“Who am I to tell anyone what is right or wrong?” she said. “But with this title, my voice can finally be heard and I can talk to kids and convey that message.”

Jara decided to enter a preliminary contest for the Miss Florida Teen pageant just a couple weeks before it was held in April. Her parents, Jerry Wayne and Tara Osceola Courson, helped Jara prepare by asking a slew of questions that judges might ask. They also coached her about stage presence and critiqued her as she practiced the one-minute speech she wrote about self-confidence.

“People aren’t always nice and the world isn’t always a kind place,” Tara said. “Having the strength and confidence to face it is an important message to her. I hope she lives this year to the fullest and shares that with everyone.”

As captain of the Columbia girls volleyball team, Jara keeps in shape, but she worked harder than usual and even gave up eating carbs to get into pageant condition. The biggest challenge was learning to style her hair and apply makeup, something she had never done before. YouTube videos and tutorials were all she needed to master it.

The work was worth the effort. Jara’s peers in the preliminary pageant voted her Miss Congeniality, the judges deemed her Miss Photogenic and she won the Miss North Central Florida Teen USA title. She had six months to prepare for the next pageant, Miss Florida Teen USA.

The award package for winning Miss Florida Teen USA includes a four-year scholarship to Florida Atlantic University in Boca Raton. Jara plans to pursue multiple degrees at the school.

She will earn her associate’s degree before getting her high school diploma thanks to dual-enrollment at Columbia and Florida Gateway College in Lake City. Jara plans to get her bachelor’s degree, a master’s degree in business administration (MBA) and a law degree. Ultimately, she would like to work as a corporate lawyer for the Tribe.

Jara has always been passionate about her culture. She wants to help Tribes stricken by poverty, specifically those living on the Pine Ridge Reservation in South Dakota.

Going through the pageant process was a positive experience for Jara, who made new friends and opened more opportunities for her future. In addition to being Miss Florida Teen USA and attending school, she plans to start blogging about self-confidence and self-empowerment.

“I met other girls who are ambitious, smart and kind. That’s been amazing,” she said. “I’m really excited knowing I have a platform to make my voice louder throughout our state.”
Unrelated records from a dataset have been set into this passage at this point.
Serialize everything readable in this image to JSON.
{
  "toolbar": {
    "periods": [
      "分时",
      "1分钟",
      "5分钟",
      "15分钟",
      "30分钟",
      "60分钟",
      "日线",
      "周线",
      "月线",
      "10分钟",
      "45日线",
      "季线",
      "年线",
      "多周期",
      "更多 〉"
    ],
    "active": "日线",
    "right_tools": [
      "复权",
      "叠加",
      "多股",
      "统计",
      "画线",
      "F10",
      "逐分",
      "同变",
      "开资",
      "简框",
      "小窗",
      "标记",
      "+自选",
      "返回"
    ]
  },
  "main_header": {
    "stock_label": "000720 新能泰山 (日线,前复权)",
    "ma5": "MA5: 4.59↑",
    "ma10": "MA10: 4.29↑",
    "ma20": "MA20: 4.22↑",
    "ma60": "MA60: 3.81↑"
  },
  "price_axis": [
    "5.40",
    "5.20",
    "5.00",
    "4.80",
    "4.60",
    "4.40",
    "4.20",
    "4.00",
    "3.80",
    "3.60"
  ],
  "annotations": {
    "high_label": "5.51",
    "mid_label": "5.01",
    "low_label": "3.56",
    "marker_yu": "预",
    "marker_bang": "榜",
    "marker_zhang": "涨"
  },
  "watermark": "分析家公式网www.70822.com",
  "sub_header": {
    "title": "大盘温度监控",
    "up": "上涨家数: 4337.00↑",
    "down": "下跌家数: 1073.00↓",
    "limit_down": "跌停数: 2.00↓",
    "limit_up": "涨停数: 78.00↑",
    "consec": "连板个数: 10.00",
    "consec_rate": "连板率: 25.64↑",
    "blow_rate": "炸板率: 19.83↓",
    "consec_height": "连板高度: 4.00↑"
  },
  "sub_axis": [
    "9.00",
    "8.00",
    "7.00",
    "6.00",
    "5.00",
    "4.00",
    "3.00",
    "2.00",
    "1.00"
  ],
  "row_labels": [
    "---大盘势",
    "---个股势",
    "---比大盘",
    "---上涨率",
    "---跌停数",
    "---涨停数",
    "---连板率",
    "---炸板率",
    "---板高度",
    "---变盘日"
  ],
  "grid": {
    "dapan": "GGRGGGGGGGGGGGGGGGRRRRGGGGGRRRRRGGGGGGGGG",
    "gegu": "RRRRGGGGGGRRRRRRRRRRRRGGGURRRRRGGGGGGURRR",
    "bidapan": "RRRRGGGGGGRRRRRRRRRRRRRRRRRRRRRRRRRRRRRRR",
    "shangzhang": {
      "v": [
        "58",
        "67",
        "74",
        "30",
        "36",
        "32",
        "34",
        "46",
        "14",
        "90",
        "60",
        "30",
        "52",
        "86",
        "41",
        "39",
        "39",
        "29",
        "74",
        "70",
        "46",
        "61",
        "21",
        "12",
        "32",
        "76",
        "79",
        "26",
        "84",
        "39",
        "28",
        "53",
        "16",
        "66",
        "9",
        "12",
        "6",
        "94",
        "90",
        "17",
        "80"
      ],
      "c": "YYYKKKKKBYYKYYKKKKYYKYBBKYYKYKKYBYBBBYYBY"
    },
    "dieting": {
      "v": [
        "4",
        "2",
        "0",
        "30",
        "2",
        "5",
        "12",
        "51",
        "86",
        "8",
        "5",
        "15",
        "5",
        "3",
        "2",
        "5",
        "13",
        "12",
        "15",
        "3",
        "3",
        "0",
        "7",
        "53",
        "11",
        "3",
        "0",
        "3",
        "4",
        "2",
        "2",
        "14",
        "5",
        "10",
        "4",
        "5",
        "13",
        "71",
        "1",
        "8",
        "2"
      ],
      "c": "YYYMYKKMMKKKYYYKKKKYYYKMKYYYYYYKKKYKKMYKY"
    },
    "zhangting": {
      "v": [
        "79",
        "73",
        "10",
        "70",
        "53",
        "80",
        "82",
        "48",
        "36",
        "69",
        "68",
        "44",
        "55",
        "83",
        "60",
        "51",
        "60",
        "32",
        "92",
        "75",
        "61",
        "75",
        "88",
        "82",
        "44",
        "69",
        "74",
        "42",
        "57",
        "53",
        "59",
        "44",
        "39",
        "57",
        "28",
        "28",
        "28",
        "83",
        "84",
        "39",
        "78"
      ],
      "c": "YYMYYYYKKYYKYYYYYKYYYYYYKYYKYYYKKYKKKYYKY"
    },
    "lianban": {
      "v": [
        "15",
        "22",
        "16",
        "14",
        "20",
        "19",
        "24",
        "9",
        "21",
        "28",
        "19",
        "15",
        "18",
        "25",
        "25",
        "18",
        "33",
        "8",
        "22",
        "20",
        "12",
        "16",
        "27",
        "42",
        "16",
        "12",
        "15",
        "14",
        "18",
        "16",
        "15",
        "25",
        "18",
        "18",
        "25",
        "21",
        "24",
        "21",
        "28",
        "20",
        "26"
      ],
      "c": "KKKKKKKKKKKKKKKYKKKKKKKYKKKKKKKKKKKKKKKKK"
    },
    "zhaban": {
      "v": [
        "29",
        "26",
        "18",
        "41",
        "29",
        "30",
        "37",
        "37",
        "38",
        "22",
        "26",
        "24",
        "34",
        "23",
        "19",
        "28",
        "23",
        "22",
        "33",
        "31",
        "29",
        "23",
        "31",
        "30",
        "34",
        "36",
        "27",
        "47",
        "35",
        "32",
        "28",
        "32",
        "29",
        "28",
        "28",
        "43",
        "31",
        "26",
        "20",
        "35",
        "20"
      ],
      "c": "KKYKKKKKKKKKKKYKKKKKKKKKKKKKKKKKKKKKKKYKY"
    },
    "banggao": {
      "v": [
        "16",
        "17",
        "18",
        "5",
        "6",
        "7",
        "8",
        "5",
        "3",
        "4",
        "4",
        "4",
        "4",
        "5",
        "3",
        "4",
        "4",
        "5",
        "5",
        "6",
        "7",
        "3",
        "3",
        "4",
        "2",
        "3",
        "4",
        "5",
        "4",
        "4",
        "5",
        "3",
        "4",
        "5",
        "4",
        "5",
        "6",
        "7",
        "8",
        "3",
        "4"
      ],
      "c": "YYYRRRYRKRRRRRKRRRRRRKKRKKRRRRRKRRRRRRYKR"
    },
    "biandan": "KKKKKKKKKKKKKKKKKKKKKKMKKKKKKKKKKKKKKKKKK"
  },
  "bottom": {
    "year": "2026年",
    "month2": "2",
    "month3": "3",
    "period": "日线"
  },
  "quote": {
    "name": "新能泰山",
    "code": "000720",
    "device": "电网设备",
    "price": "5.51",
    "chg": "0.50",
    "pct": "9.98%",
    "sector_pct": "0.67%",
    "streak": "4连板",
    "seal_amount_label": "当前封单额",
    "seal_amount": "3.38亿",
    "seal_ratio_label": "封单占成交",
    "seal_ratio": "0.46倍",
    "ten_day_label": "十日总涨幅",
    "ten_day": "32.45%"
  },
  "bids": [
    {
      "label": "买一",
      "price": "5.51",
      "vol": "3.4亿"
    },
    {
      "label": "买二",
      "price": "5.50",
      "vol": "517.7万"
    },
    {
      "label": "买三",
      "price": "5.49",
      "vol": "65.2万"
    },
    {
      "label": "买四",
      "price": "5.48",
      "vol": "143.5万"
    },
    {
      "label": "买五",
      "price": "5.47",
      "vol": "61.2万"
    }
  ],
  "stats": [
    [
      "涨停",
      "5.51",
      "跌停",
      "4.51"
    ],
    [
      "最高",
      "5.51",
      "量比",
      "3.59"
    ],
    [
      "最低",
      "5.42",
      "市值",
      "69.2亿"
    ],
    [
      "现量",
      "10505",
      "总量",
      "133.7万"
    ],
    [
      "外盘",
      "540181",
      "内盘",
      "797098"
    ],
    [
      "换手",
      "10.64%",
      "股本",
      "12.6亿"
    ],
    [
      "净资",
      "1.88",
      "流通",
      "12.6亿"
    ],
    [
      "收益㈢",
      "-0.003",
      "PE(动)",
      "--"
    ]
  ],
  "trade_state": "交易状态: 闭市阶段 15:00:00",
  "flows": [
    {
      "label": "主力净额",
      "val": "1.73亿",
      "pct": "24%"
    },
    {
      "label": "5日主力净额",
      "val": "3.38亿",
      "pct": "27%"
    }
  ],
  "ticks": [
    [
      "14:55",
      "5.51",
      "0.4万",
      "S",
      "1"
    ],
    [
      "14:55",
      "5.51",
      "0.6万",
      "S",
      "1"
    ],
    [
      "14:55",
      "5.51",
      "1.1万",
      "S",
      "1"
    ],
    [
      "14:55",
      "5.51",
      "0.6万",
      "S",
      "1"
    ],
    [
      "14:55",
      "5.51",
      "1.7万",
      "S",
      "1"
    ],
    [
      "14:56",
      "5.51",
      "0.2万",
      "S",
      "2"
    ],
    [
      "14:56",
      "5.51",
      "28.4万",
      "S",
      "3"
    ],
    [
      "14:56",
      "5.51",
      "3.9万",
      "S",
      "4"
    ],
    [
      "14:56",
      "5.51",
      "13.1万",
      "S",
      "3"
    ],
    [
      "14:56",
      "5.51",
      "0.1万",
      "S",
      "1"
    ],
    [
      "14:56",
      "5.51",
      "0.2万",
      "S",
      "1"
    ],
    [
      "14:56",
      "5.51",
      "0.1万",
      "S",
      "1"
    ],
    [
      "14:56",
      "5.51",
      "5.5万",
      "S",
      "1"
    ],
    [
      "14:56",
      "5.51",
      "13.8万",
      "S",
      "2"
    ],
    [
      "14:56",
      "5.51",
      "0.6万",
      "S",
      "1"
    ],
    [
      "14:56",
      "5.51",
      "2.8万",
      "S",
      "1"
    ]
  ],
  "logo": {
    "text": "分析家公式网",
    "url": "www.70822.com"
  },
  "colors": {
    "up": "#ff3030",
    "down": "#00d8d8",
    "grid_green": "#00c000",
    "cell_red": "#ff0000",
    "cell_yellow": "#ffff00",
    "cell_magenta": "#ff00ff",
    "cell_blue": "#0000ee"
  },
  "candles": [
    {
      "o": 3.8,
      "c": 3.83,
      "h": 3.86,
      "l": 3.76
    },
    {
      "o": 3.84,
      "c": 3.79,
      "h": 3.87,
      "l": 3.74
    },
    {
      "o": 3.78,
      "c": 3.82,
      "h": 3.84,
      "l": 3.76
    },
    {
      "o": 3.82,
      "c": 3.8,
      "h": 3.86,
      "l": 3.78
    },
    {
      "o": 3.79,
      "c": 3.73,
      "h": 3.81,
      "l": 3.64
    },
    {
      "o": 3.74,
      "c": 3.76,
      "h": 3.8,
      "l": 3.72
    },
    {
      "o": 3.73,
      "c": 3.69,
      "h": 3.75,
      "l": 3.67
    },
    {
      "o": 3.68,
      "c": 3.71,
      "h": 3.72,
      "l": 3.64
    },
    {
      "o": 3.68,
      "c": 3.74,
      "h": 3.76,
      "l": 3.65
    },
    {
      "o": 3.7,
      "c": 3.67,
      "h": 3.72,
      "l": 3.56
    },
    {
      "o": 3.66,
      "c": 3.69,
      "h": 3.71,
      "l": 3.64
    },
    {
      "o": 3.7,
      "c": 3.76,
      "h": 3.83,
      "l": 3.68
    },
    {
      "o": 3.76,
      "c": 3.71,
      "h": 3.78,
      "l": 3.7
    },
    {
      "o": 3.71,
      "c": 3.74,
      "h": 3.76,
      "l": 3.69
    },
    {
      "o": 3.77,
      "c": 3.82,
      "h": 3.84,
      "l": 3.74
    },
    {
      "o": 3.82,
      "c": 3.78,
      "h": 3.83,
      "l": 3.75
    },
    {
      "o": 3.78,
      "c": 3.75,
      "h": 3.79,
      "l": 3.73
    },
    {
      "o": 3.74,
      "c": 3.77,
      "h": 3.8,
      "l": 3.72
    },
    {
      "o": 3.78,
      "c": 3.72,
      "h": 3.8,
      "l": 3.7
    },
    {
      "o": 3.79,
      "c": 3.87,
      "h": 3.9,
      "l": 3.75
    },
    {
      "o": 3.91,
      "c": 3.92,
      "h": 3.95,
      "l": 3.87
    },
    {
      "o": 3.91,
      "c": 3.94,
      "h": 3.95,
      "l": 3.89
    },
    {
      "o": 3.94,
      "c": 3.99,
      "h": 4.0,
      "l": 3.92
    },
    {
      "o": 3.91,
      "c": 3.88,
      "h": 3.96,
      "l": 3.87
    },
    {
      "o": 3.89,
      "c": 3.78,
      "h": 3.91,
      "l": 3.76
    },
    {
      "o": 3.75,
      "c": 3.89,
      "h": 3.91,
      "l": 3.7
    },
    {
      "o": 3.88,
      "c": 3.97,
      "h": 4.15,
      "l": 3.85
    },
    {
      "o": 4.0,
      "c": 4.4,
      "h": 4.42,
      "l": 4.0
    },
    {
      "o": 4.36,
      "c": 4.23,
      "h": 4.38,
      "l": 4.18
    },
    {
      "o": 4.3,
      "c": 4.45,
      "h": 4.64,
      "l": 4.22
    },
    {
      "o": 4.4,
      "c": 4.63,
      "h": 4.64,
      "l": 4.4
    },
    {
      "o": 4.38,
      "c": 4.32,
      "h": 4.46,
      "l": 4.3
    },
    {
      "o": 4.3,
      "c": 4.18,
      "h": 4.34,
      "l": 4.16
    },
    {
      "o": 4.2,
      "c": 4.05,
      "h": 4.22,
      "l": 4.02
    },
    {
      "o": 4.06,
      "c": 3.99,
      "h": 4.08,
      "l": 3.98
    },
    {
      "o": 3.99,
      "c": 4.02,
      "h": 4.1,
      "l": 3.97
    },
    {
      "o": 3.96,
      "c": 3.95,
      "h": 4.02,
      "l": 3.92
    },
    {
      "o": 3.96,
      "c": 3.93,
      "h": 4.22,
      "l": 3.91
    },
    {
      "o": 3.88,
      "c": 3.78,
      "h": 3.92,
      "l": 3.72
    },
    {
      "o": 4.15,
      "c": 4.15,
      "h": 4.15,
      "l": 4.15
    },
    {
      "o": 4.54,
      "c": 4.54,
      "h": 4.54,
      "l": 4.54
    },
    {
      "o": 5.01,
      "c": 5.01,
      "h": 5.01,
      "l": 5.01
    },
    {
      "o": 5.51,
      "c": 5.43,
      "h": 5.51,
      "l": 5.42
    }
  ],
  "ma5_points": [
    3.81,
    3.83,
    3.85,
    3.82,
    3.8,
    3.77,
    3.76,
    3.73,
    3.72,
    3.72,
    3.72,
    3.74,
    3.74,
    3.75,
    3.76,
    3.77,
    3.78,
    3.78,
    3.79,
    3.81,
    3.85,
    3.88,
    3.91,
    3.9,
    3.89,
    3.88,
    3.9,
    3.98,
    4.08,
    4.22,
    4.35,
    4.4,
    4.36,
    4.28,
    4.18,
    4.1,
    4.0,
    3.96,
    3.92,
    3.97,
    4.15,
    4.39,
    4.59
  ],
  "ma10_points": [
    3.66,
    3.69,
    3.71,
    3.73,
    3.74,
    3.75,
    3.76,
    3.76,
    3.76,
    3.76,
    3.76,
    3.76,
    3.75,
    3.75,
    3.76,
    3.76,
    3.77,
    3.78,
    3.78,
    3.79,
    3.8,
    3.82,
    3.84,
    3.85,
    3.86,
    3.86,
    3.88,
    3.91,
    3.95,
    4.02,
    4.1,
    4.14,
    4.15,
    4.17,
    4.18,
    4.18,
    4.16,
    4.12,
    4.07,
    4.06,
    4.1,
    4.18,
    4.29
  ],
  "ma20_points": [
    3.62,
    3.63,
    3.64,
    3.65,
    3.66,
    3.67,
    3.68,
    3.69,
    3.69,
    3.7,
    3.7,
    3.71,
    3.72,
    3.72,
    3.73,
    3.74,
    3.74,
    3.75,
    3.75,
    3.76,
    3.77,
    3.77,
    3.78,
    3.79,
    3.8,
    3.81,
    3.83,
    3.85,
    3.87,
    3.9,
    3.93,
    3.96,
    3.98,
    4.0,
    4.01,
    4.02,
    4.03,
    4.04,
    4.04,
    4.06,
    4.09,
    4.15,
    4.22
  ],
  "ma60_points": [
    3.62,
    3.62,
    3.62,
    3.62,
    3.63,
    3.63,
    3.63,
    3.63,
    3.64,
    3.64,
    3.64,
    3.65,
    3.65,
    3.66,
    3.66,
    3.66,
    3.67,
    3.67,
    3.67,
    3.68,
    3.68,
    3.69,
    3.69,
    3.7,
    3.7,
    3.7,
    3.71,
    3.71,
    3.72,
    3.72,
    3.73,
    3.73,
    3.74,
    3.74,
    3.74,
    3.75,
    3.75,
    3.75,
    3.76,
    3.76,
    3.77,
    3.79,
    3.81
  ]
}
Jara said the highlight of the pageant was looking out at the audience and seeing her family and knowing they were proud.

“They’ve been there from day one, of course,” Jara said.

As for those bullies who had such an impact on her life, they are still around.

“I’ve seen those girls since,” Jara said. “Some grew up, some stayed the same and a lot have apologized.”

The lesson she learned is simple.

“In everything – pageants or in life – be yourself, know your strengths, be confident and give your all to everything you do,” Jara said. “My dad always told me not to put in half the effort unless you’re OK with half the results.”


Beverly Bidney
Beverly Bidney has been a reporter and photographer for The Seminole Tribune since 2012. During her career, she has worked at various newspapers around the country including the Muskogee Phoenix in Oklahoma, Miami Herald, Associated Press, USA Today and other publications nationwide. A NAJA award winning journalist, she has covered just about everything over the years and is an advocate for a strong press. Contact her at